**Records for the task:**
┄┄┄┄┄┄┄┄┄┄
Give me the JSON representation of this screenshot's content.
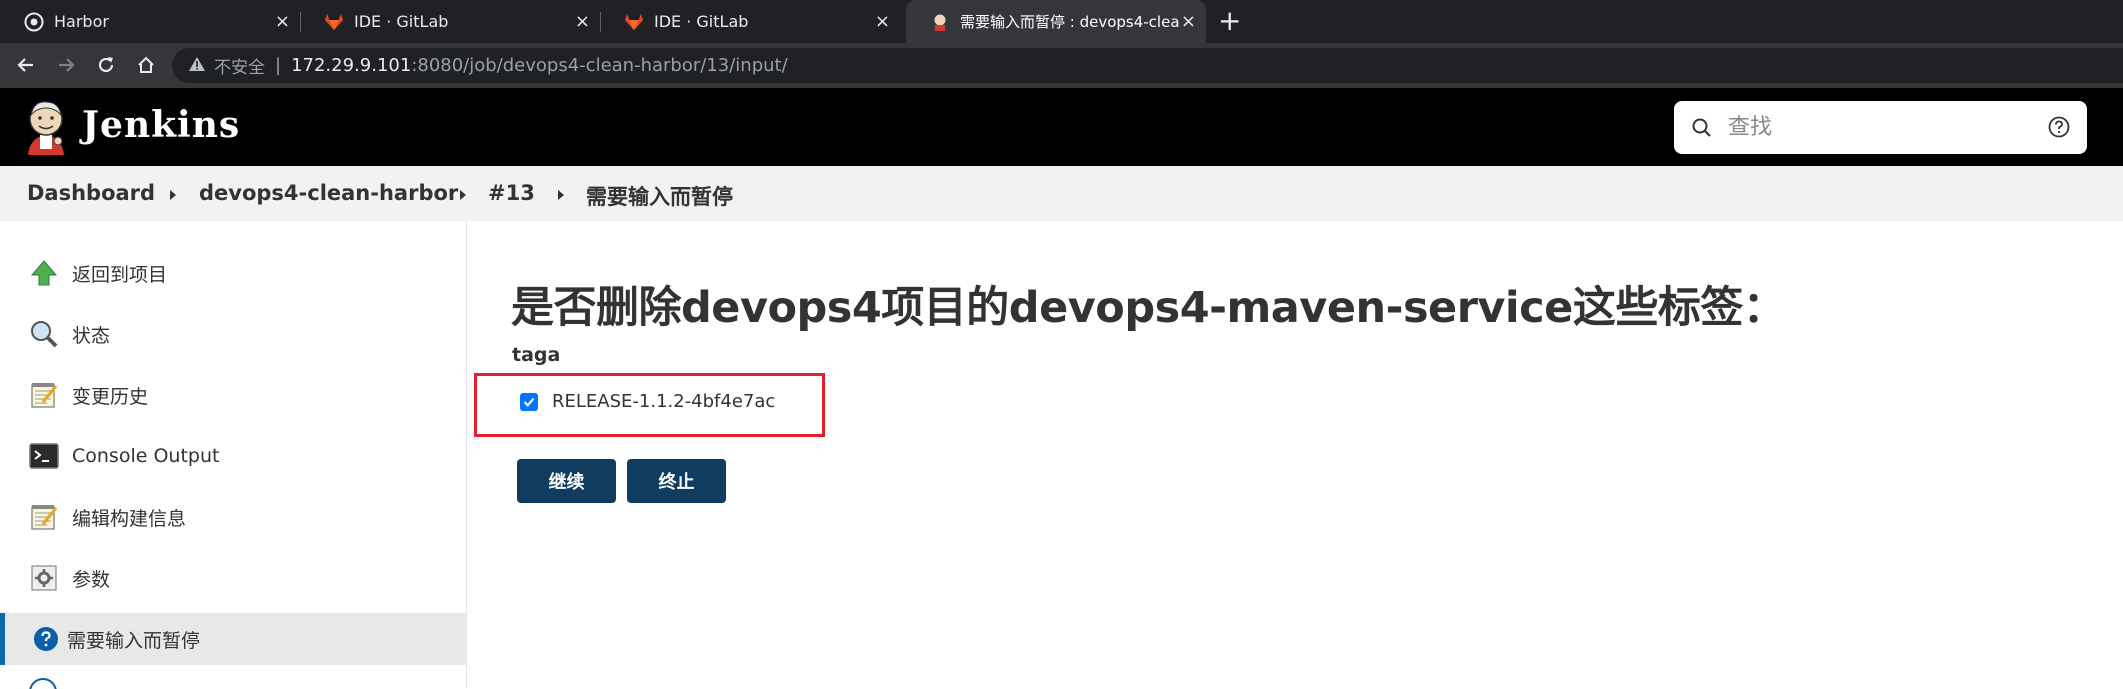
{
  "browser": {
    "tabs": [
      {
        "title": "Harbor",
        "icon": "harbor-icon",
        "active": false
      },
      {
        "title": "IDE · GitLab",
        "icon": "gitlab-icon",
        "active": false
      },
      {
        "title": "IDE · GitLab",
        "icon": "gitlab-icon",
        "active": false
      },
      {
        "title": "需要输入而暂停 : devops4-clea",
        "icon": "jenkins-icon",
        "active": true
      }
    ],
    "close_glyph": "×",
    "new_tab_glyph": "+",
    "address": {
      "security_label": "不安全",
      "host": "172.29.9.101",
      "path": ":8080/job/devops4-clean-harbor/13/input/"
    }
  },
  "header": {
    "title": "Jenkins",
    "search_placeholder": "查找"
  },
  "breadcrumb": [
    "Dashboard",
    "devops4-clean-harbor",
    "#13",
    "需要输入而暂停"
  ],
  "sidebar": {
    "items": [
      {
        "label": "返回到项目",
        "icon": "up-arrow-icon"
      },
      {
        "label": "状态",
        "icon": "magnifier-icon"
      },
      {
        "label": "变更历史",
        "icon": "notepad-icon"
      },
      {
        "label": "Console Output",
        "icon": "terminal-icon"
      },
      {
        "label": "编辑构建信息",
        "icon": "notepad-icon"
      },
      {
        "label": "参数",
        "icon": "gear-doc-icon"
      },
      {
        "label": "需要输入而暂停",
        "icon": "help-circle-icon",
        "active": true
      }
    ]
  },
  "main": {
    "title": "是否删除devops4项目的devops4-maven-service这些标签：",
    "parameter": {
      "name": "taga",
      "option_label": "RELEASE-1.1.2-4bf4e7ac",
      "checked": true
    },
    "buttons": {
      "proceed": "继续",
      "abort": "终止"
    }
  },
  "colors": {
    "header_bg": "#000000",
    "button_bg": "#0f3c5f",
    "highlight_border": "#e0202a",
    "active_item_border": "#0b6aa8"
  }
}
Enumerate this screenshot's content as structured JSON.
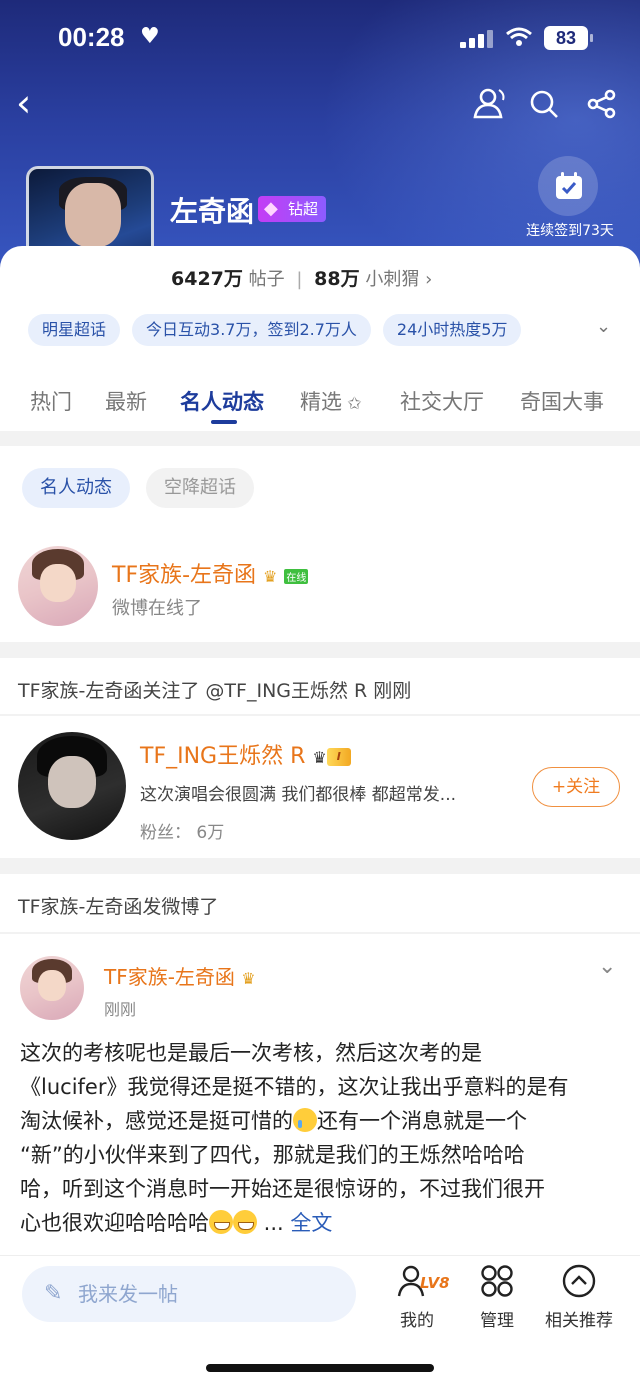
{
  "status_bar": {
    "time": "00:28",
    "battery": "83"
  },
  "header": {
    "name": "左奇函",
    "badge": "钻超",
    "checkin_label": "连续签到73天",
    "stats": {
      "posts_count": "6427万",
      "posts_label": "帖子",
      "fans_count": "88万",
      "fans_label": "小刺猬"
    }
  },
  "chips": [
    "明星超话",
    "今日互动3.7万，签到2.7万人",
    "24小时热度5万"
  ],
  "tabs": [
    "热门",
    "最新",
    "名人动态",
    "精选",
    "社交大厅",
    "奇国大事"
  ],
  "subtabs": [
    "名人动态",
    "空降超话"
  ],
  "online_card": {
    "name": "TF家族-左奇函",
    "online_badge": "在线",
    "status": "微博在线了"
  },
  "follow_section": {
    "header": "TF家族-左奇函关注了 @TF_ING王烁然 R 刚刚",
    "user": {
      "name": "TF_ING王烁然 R",
      "level": "I",
      "desc": "这次演唱会很圆满 我们都很棒 都超常发...",
      "fans": "粉丝： 6万",
      "follow_btn": "+关注"
    }
  },
  "post_section": {
    "header": "TF家族-左奇函发微博了",
    "author": "TF家族-左奇函",
    "time": "刚刚",
    "body_lines": [
      "这次的考核呢也是最后一次考核，然后这次考的是",
      "《lucifer》我觉得还是挺不错的，这次让我出乎意料的是有",
      "淘汰候补，感觉还是挺可惜的",
      "还有一个消息就是一个",
      "“新”的小伙伴来到了四代，那就是我们的王烁然哈哈哈",
      "哈，听到这个消息时一开始还是很惊讶的，不过我们很开",
      "心也很欢迎哈哈哈哈",
      " ...",
      "全文"
    ]
  },
  "bottom_bar": {
    "compose_placeholder": "我来发一帖",
    "level": "LV8",
    "items": [
      "我的",
      "管理",
      "相关推荐"
    ]
  }
}
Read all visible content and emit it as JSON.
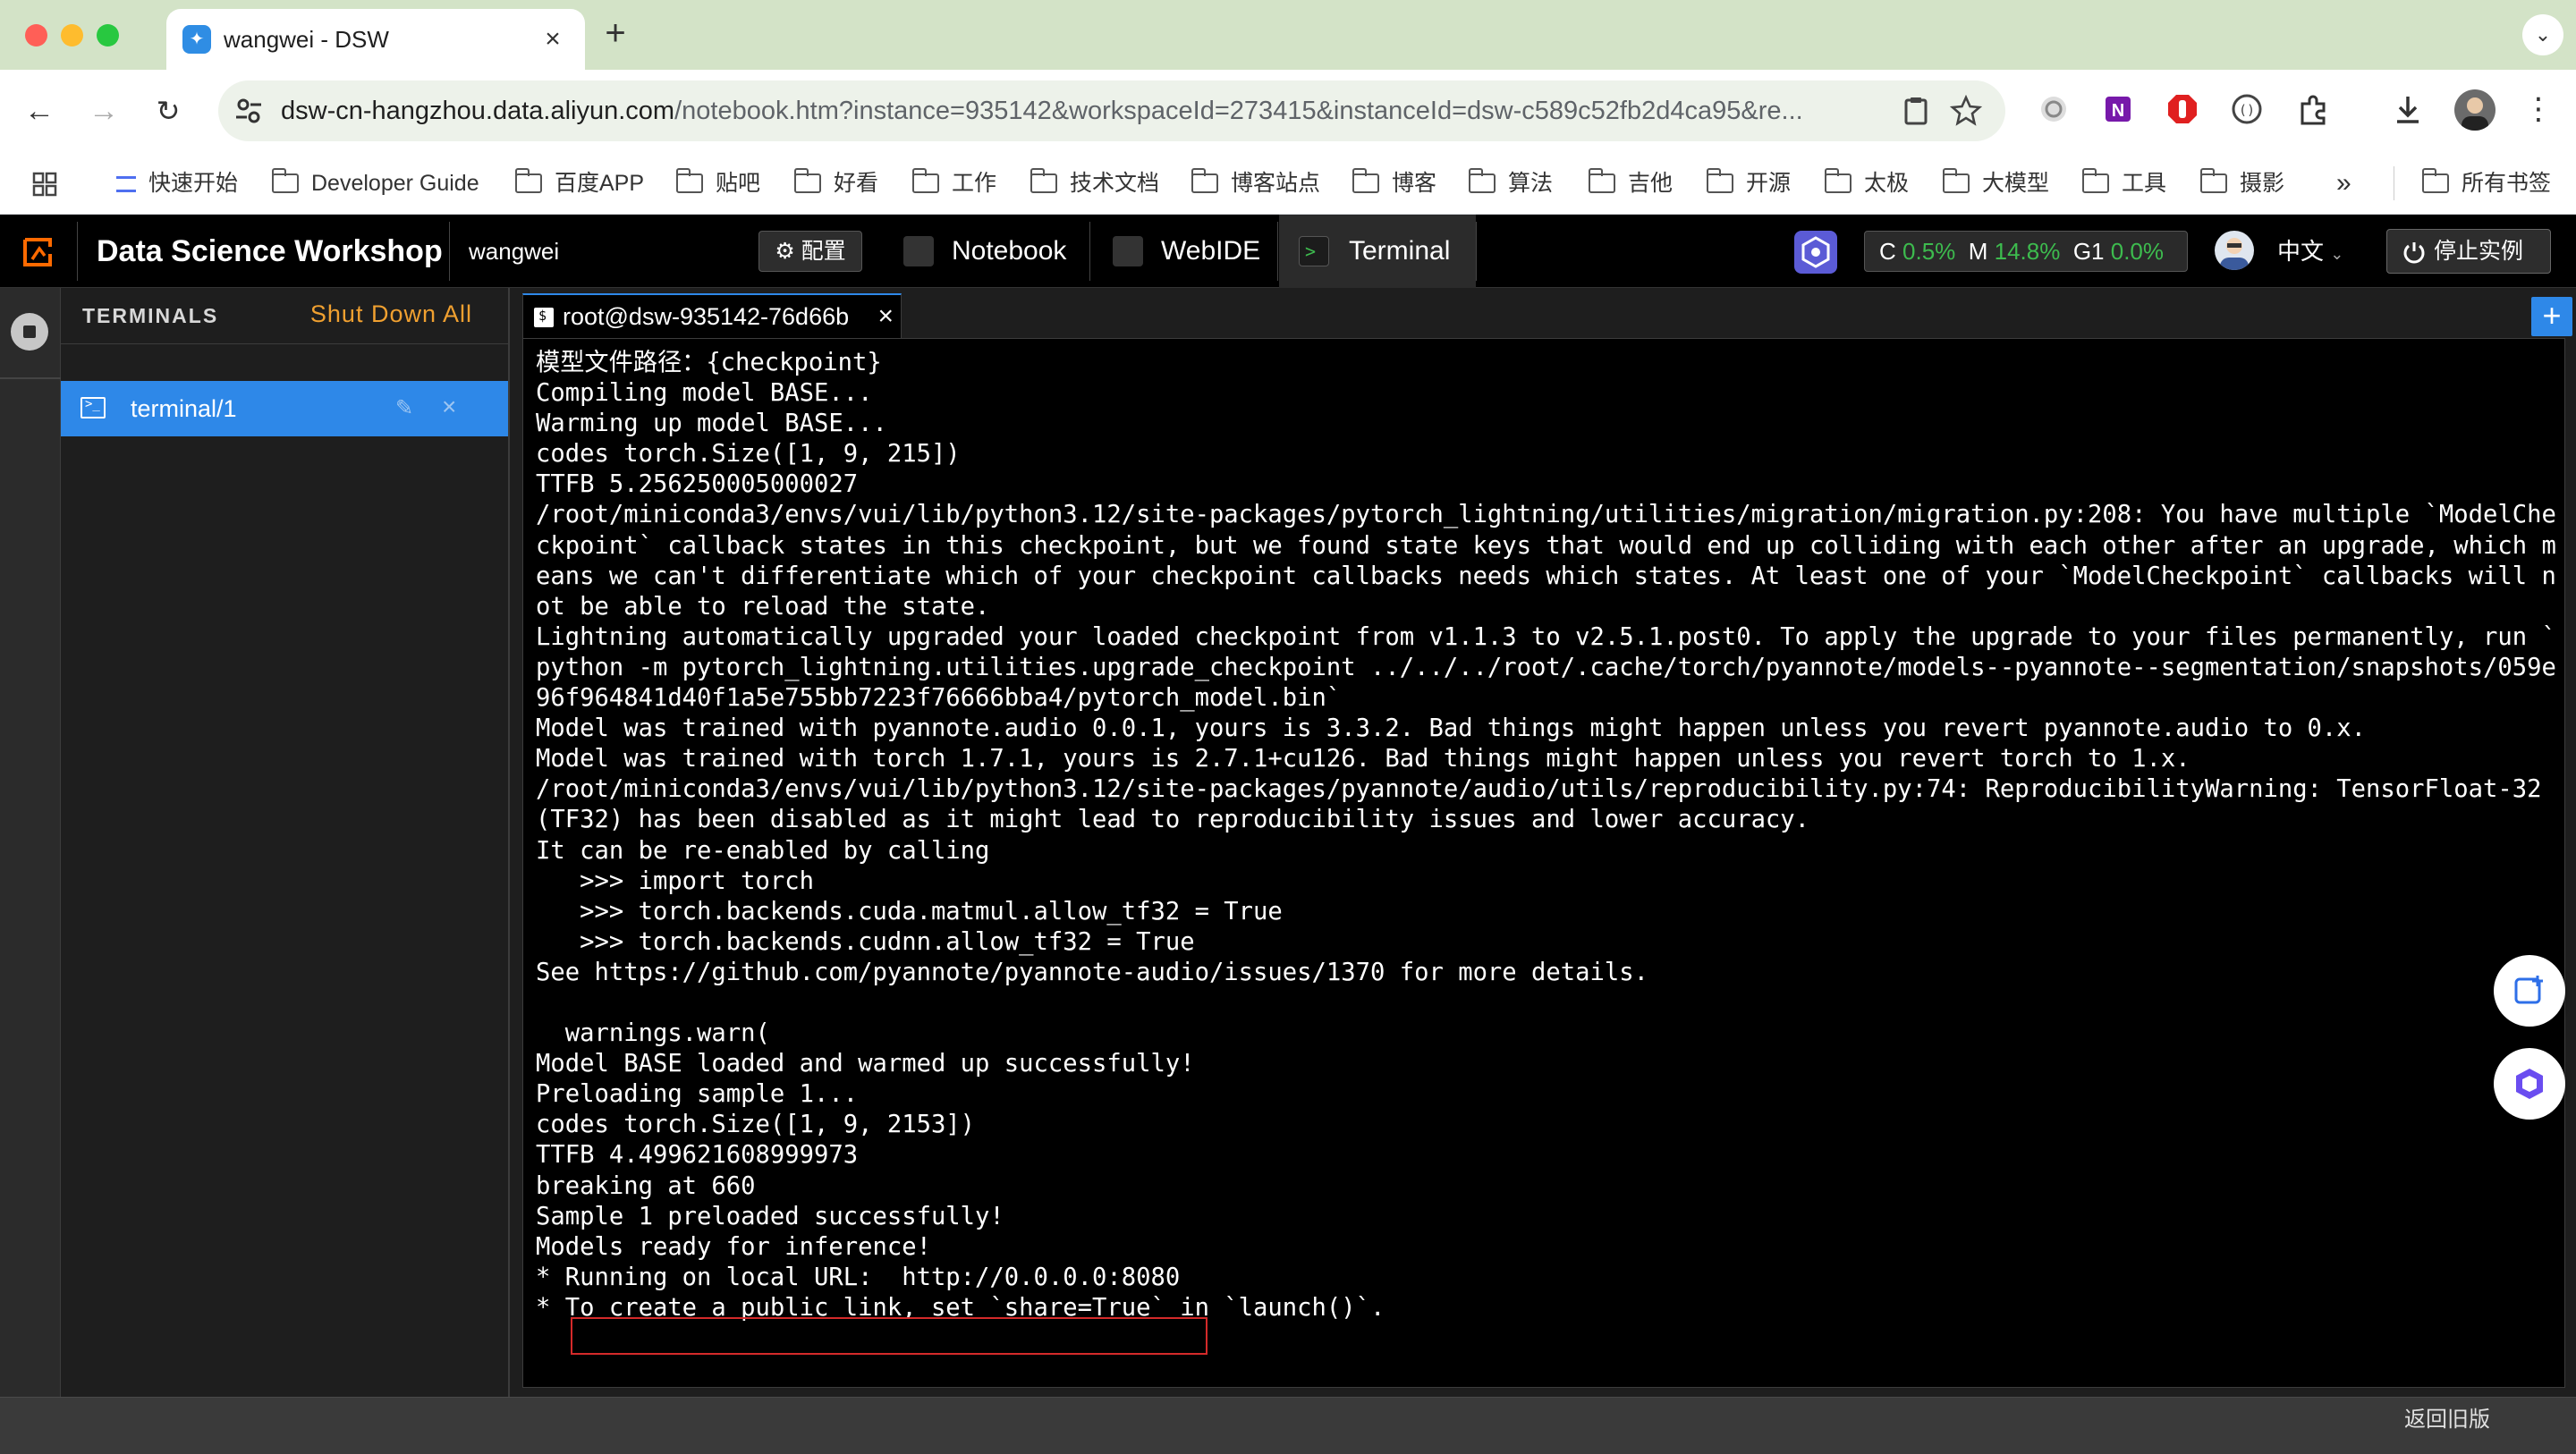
{
  "browser": {
    "tab_title": "wangwei - DSW",
    "tab_favicon": "dsw-logo",
    "new_tab": "+",
    "url_host": "dsw-cn-hangzhou.data.aliyun.com",
    "url_rest": "/notebook.htm?instance=935142&workspaceId=273415&instanceId=dsw-c589c52fb2d4ca95&re..."
  },
  "bookmarks": [
    {
      "label": "快速开始"
    },
    {
      "label": "Developer Guide"
    },
    {
      "label": "百度APP"
    },
    {
      "label": "贴吧"
    },
    {
      "label": "好看"
    },
    {
      "label": "工作"
    },
    {
      "label": "技术文档"
    },
    {
      "label": "博客站点"
    },
    {
      "label": "博客"
    },
    {
      "label": "算法"
    },
    {
      "label": "吉他"
    },
    {
      "label": "开源"
    },
    {
      "label": "太极"
    },
    {
      "label": "大模型"
    },
    {
      "label": "工具"
    },
    {
      "label": "摄影"
    },
    {
      "label": "所有书签"
    }
  ],
  "header": {
    "app_title": "Data Science Workshop",
    "user": "wangwei",
    "config_label": "配置",
    "tabs": [
      {
        "label": "Notebook"
      },
      {
        "label": "WebIDE"
      },
      {
        "label": "Terminal"
      }
    ],
    "metrics": {
      "c_label": "C",
      "c_value": "0.5%",
      "m_label": "M",
      "m_value": "14.8%",
      "g_label": "G1",
      "g_value": "0.0%"
    },
    "language": "中文",
    "stop_label": "停止实例"
  },
  "sidebar": {
    "title": "TERMINALS",
    "shutdown_all": "Shut Down All",
    "items": [
      {
        "label": "terminal/1"
      }
    ]
  },
  "terminal": {
    "tab_title": "root@dsw-935142-76d66b",
    "output": "模型文件路径：{checkpoint}\nCompiling model BASE...\nWarming up model BASE...\ncodes torch.Size([1, 9, 215])\nTTFB 5.256250005000027\n/root/miniconda3/envs/vui/lib/python3.12/site-packages/pytorch_lightning/utilities/migration/migration.py:208: You have multiple `ModelChe\nckpoint` callback states in this checkpoint, but we found state keys that would end up colliding with each other after an upgrade, which m\neans we can't differentiate which of your checkpoint callbacks needs which states. At least one of your `ModelCheckpoint` callbacks will n\not be able to reload the state.\nLightning automatically upgraded your loaded checkpoint from v1.1.3 to v2.5.1.post0. To apply the upgrade to your files permanently, run `\npython -m pytorch_lightning.utilities.upgrade_checkpoint ../../../root/.cache/torch/pyannote/models--pyannote--segmentation/snapshots/059e\n96f964841d40f1a5e755bb7223f76666bba4/pytorch_model.bin`\nModel was trained with pyannote.audio 0.0.1, yours is 3.3.2. Bad things might happen unless you revert pyannote.audio to 0.x.\nModel was trained with torch 1.7.1, yours is 2.7.1+cu126. Bad things might happen unless you revert torch to 1.x.\n/root/miniconda3/envs/vui/lib/python3.12/site-packages/pyannote/audio/utils/reproducibility.py:74: ReproducibilityWarning: TensorFloat-32\n(TF32) has been disabled as it might lead to reproducibility issues and lower accuracy.\nIt can be re-enabled by calling\n   >>> import torch\n   >>> torch.backends.cuda.matmul.allow_tf32 = True\n   >>> torch.backends.cudnn.allow_tf32 = True\nSee https://github.com/pyannote/pyannote-audio/issues/1370 for more details.\n\n  warnings.warn(\nModel BASE loaded and warmed up successfully!\nPreloading sample 1...\ncodes torch.Size([1, 9, 2153])\nTTFB 4.499621608999973\nbreaking at 660\nSample 1 preloaded successfully!\nModels ready for inference!\n* Running on local URL:  http://0.0.0.0:8080\n* To create a public link, set `share=True` in `launch()`."
  },
  "footer": {
    "return_old": "返回旧版"
  },
  "colors": {
    "accent": "#2e88e8",
    "warning": "#f0a030",
    "metric_green": "#3dbb4e",
    "highlight_box": "#d42a2a"
  }
}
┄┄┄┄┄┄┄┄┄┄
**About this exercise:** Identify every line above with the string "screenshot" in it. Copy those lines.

**Output of the exercise:**
Give me the JSON representation of this screenshot's content.
Enumerate this screenshot's content as structured JSON.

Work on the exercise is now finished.